▶ **What you will do**: In your copy of the entries, please include no pictures and return every word exactly.

START Records for this exercise

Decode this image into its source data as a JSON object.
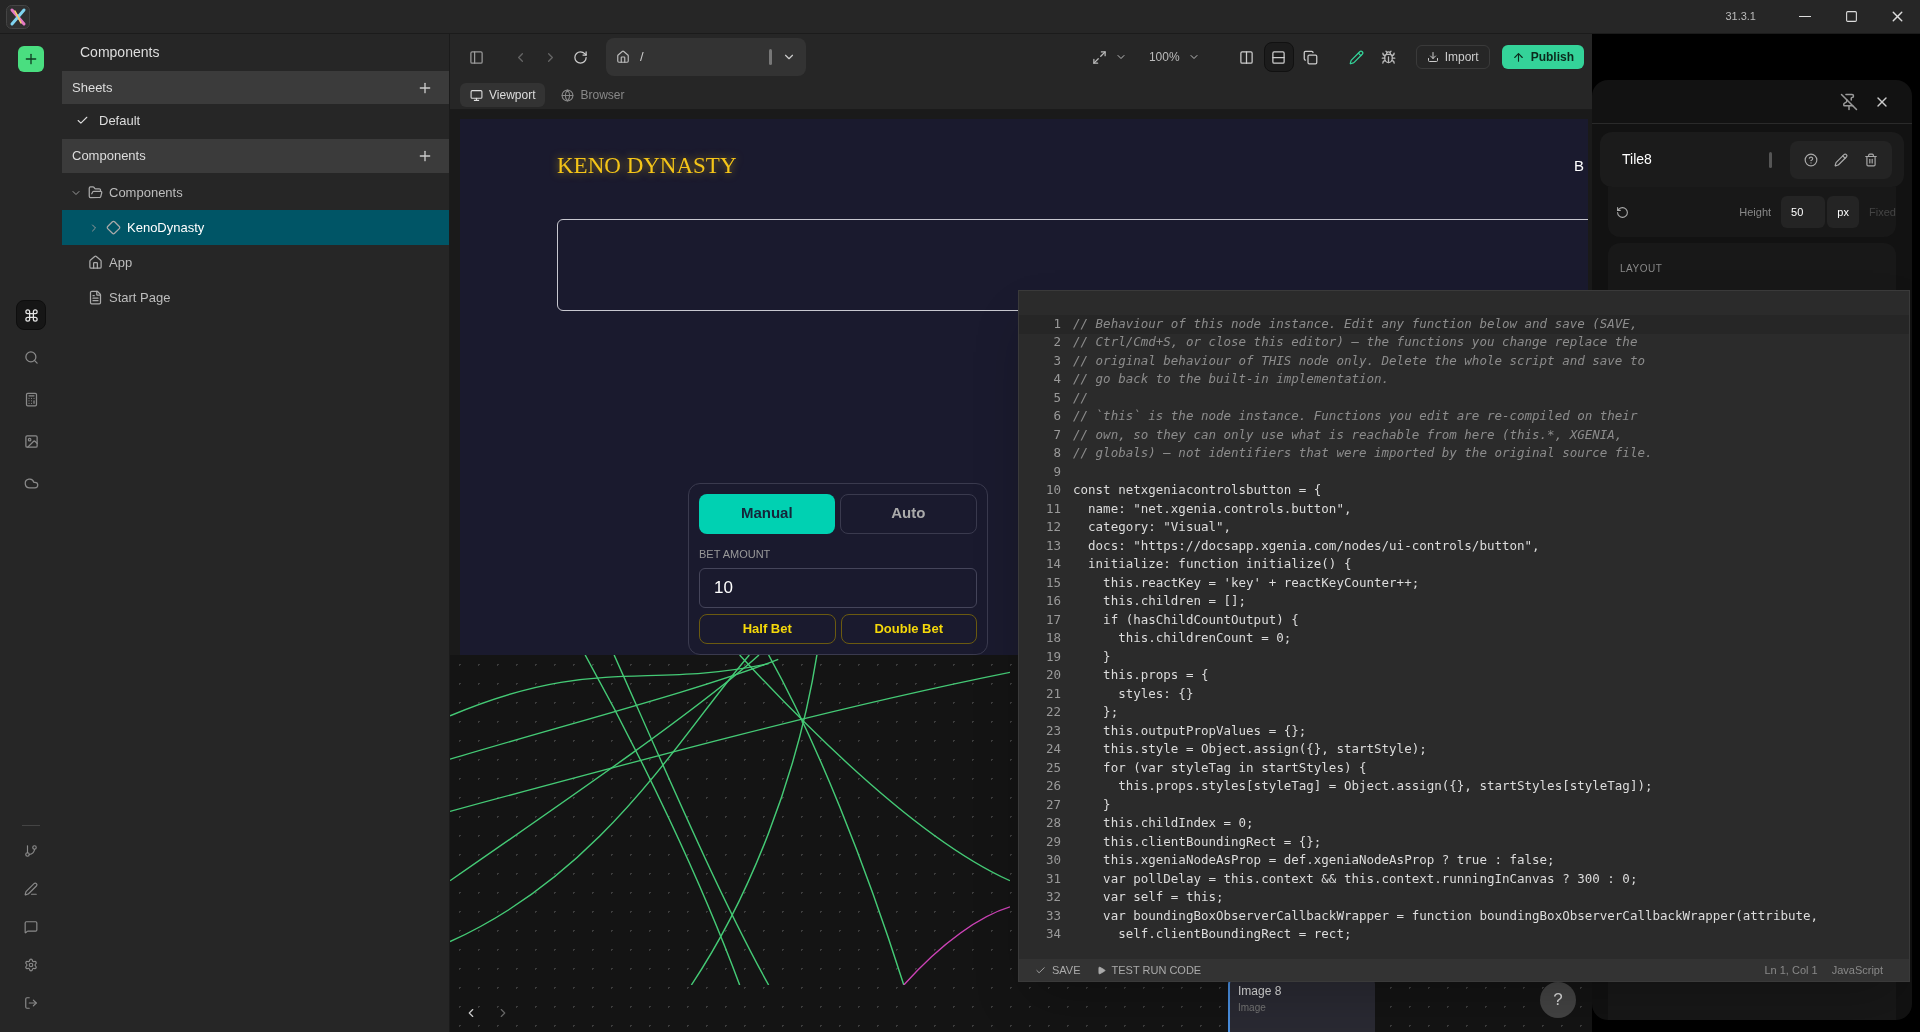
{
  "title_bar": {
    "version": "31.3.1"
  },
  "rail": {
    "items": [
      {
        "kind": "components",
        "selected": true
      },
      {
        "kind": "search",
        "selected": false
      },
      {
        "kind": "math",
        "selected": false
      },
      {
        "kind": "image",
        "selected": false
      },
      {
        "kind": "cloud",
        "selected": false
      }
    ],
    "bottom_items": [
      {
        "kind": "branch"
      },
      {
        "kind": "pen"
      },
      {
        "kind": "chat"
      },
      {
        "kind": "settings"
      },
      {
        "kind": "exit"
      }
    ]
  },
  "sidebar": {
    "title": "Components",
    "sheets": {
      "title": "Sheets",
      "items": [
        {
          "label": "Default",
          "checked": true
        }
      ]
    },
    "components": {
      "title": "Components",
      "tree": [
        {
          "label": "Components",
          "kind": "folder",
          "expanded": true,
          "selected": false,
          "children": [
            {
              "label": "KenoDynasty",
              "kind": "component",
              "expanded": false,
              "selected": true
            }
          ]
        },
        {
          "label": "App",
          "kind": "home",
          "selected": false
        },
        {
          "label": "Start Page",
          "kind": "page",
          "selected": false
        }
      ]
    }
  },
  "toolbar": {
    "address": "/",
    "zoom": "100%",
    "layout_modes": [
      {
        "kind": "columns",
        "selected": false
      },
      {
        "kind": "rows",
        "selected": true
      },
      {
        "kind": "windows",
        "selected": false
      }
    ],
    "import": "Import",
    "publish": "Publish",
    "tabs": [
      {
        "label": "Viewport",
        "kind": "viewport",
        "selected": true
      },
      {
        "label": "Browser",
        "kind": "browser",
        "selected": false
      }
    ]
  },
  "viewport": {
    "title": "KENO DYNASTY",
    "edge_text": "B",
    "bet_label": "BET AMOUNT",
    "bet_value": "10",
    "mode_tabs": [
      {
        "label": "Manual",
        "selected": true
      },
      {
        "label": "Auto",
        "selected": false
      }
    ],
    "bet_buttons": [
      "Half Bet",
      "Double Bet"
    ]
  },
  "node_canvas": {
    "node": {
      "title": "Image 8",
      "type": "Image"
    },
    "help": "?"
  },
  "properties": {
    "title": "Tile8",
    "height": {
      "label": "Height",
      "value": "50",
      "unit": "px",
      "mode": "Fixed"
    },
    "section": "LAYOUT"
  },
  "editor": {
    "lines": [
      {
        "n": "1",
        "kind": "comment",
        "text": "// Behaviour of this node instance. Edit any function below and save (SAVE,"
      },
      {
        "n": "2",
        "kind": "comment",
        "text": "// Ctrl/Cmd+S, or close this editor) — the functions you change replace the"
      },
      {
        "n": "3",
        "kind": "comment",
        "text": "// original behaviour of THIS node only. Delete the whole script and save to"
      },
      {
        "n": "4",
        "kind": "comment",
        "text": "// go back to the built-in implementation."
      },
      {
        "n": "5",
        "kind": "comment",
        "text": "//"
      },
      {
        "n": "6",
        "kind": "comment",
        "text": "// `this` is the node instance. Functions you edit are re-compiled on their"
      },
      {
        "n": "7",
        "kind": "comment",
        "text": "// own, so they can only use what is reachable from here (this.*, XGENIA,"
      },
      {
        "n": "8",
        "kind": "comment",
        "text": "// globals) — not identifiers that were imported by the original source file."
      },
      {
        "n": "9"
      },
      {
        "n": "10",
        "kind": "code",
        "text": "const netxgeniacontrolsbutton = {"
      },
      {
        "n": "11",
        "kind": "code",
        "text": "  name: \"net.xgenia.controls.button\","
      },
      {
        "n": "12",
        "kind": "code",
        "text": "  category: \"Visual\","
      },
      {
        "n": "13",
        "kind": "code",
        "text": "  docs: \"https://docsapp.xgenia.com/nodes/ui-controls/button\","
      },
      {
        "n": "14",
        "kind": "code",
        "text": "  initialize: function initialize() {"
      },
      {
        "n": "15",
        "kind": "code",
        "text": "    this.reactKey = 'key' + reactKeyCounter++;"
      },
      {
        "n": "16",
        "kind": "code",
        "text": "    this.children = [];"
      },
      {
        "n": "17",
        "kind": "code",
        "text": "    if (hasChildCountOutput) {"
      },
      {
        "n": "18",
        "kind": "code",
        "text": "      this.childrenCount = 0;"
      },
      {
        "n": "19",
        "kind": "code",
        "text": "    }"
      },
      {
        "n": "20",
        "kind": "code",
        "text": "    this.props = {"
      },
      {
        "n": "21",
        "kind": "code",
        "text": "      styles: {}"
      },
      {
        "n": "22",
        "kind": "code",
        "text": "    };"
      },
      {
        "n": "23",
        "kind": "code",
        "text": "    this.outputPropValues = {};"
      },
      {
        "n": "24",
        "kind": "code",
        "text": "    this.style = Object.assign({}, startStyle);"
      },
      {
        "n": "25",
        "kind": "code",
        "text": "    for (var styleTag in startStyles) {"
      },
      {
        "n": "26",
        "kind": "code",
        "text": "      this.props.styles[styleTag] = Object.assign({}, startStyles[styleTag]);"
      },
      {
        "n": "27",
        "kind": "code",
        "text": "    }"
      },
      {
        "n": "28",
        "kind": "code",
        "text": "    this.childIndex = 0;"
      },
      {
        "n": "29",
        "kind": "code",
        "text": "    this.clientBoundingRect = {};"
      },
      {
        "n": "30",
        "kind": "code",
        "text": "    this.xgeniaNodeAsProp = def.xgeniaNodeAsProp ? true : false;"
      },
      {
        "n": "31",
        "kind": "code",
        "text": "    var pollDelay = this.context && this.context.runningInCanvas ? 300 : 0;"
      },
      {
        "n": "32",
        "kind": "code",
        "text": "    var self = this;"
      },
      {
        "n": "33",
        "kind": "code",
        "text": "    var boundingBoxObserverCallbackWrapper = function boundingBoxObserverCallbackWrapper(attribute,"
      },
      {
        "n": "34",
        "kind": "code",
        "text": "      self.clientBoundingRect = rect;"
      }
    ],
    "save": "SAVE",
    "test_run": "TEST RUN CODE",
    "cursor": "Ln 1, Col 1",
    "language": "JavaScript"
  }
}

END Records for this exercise

▶ **Solved exercise**:
Decode this image into its source data as a JSON object.
{
  "title_bar": {
    "version": "31.3.1"
  },
  "rail": {
    "items": [
      {
        "kind": "components",
        "selected": true
      },
      {
        "kind": "search",
        "selected": false
      },
      {
        "kind": "math",
        "selected": false
      },
      {
        "kind": "image",
        "selected": false
      },
      {
        "kind": "cloud",
        "selected": false
      }
    ],
    "bottom_items": [
      {
        "kind": "branch"
      },
      {
        "kind": "pen"
      },
      {
        "kind": "chat"
      },
      {
        "kind": "settings"
      },
      {
        "kind": "exit"
      }
    ]
  },
  "sidebar": {
    "title": "Components",
    "sheets": {
      "title": "Sheets",
      "items": [
        {
          "label": "Default",
          "checked": true
        }
      ]
    },
    "components": {
      "title": "Components",
      "tree": [
        {
          "label": "Components",
          "kind": "folder",
          "expanded": true,
          "selected": false,
          "children": [
            {
              "label": "KenoDynasty",
              "kind": "component",
              "expanded": false,
              "selected": true
            }
          ]
        },
        {
          "label": "App",
          "kind": "home",
          "selected": false
        },
        {
          "label": "Start Page",
          "kind": "page",
          "selected": false
        }
      ]
    }
  },
  "toolbar": {
    "address": "/",
    "zoom": "100%",
    "layout_modes": [
      {
        "kind": "columns",
        "selected": false
      },
      {
        "kind": "rows",
        "selected": true
      },
      {
        "kind": "windows",
        "selected": false
      }
    ],
    "import": "Import",
    "publish": "Publish",
    "tabs": [
      {
        "label": "Viewport",
        "kind": "viewport",
        "selected": true
      },
      {
        "label": "Browser",
        "kind": "browser",
        "selected": false
      }
    ]
  },
  "viewport": {
    "title": "KENO DYNASTY",
    "edge_text": "B",
    "bet_label": "BET AMOUNT",
    "bet_value": "10",
    "mode_tabs": [
      {
        "label": "Manual",
        "selected": true
      },
      {
        "label": "Auto",
        "selected": false
      }
    ],
    "bet_buttons": [
      "Half Bet",
      "Double Bet"
    ]
  },
  "node_canvas": {
    "node": {
      "title": "Image 8",
      "type": "Image"
    },
    "help": "?"
  },
  "properties": {
    "title": "Tile8",
    "height": {
      "label": "Height",
      "value": "50",
      "unit": "px",
      "mode": "Fixed"
    },
    "section": "LAYOUT"
  },
  "editor": {
    "lines": [
      {
        "n": "1",
        "kind": "comment",
        "text": "// Behaviour of this node instance. Edit any function below and save (SAVE,"
      },
      {
        "n": "2",
        "kind": "comment",
        "text": "// Ctrl/Cmd+S, or close this editor) — the functions you change replace the"
      },
      {
        "n": "3",
        "kind": "comment",
        "text": "// original behaviour of THIS node only. Delete the whole script and save to"
      },
      {
        "n": "4",
        "kind": "comment",
        "text": "// go back to the built-in implementation."
      },
      {
        "n": "5",
        "kind": "comment",
        "text": "//"
      },
      {
        "n": "6",
        "kind": "comment",
        "text": "// `this` is the node instance. Functions you edit are re-compiled on their"
      },
      {
        "n": "7",
        "kind": "comment",
        "text": "// own, so they can only use what is reachable from here (this.*, XGENIA,"
      },
      {
        "n": "8",
        "kind": "comment",
        "text": "// globals) — not identifiers that were imported by the original source file."
      },
      {
        "n": "9"
      },
      {
        "n": "10",
        "kind": "code",
        "text": "const netxgeniacontrolsbutton = {"
      },
      {
        "n": "11",
        "kind": "code",
        "text": "  name: \"net.xgenia.controls.button\","
      },
      {
        "n": "12",
        "kind": "code",
        "text": "  category: \"Visual\","
      },
      {
        "n": "13",
        "kind": "code",
        "text": "  docs: \"https://docsapp.xgenia.com/nodes/ui-controls/button\","
      },
      {
        "n": "14",
        "kind": "code",
        "text": "  initialize: function initialize() {"
      },
      {
        "n": "15",
        "kind": "code",
        "text": "    this.reactKey = 'key' + reactKeyCounter++;"
      },
      {
        "n": "16",
        "kind": "code",
        "text": "    this.children = [];"
      },
      {
        "n": "17",
        "kind": "code",
        "text": "    if (hasChildCountOutput) {"
      },
      {
        "n": "18",
        "kind": "code",
        "text": "      this.childrenCount = 0;"
      },
      {
        "n": "19",
        "kind": "code",
        "text": "    }"
      },
      {
        "n": "20",
        "kind": "code",
        "text": "    this.props = {"
      },
      {
        "n": "21",
        "kind": "code",
        "text": "      styles: {}"
      },
      {
        "n": "22",
        "kind": "code",
        "text": "    };"
      },
      {
        "n": "23",
        "kind": "code",
        "text": "    this.outputPropValues = {};"
      },
      {
        "n": "24",
        "kind": "code",
        "text": "    this.style = Object.assign({}, startStyle);"
      },
      {
        "n": "25",
        "kind": "code",
        "text": "    for (var styleTag in startStyles) {"
      },
      {
        "n": "26",
        "kind": "code",
        "text": "      this.props.styles[styleTag] = Object.assign({}, startStyles[styleTag]);"
      },
      {
        "n": "27",
        "kind": "code",
        "text": "    }"
      },
      {
        "n": "28",
        "kind": "code",
        "text": "    this.childIndex = 0;"
      },
      {
        "n": "29",
        "kind": "code",
        "text": "    this.clientBoundingRect = {};"
      },
      {
        "n": "30",
        "kind": "code",
        "text": "    this.xgeniaNodeAsProp = def.xgeniaNodeAsProp ? true : false;"
      },
      {
        "n": "31",
        "kind": "code",
        "text": "    var pollDelay = this.context && this.context.runningInCanvas ? 300 : 0;"
      },
      {
        "n": "32",
        "kind": "code",
        "text": "    var self = this;"
      },
      {
        "n": "33",
        "kind": "code",
        "text": "    var boundingBoxObserverCallbackWrapper = function boundingBoxObserverCallbackWrapper(attribute,"
      },
      {
        "n": "34",
        "kind": "code",
        "text": "      self.clientBoundingRect = rect;"
      }
    ],
    "save": "SAVE",
    "test_run": "TEST RUN CODE",
    "cursor": "Ln 1, Col 1",
    "language": "JavaScript"
  }
}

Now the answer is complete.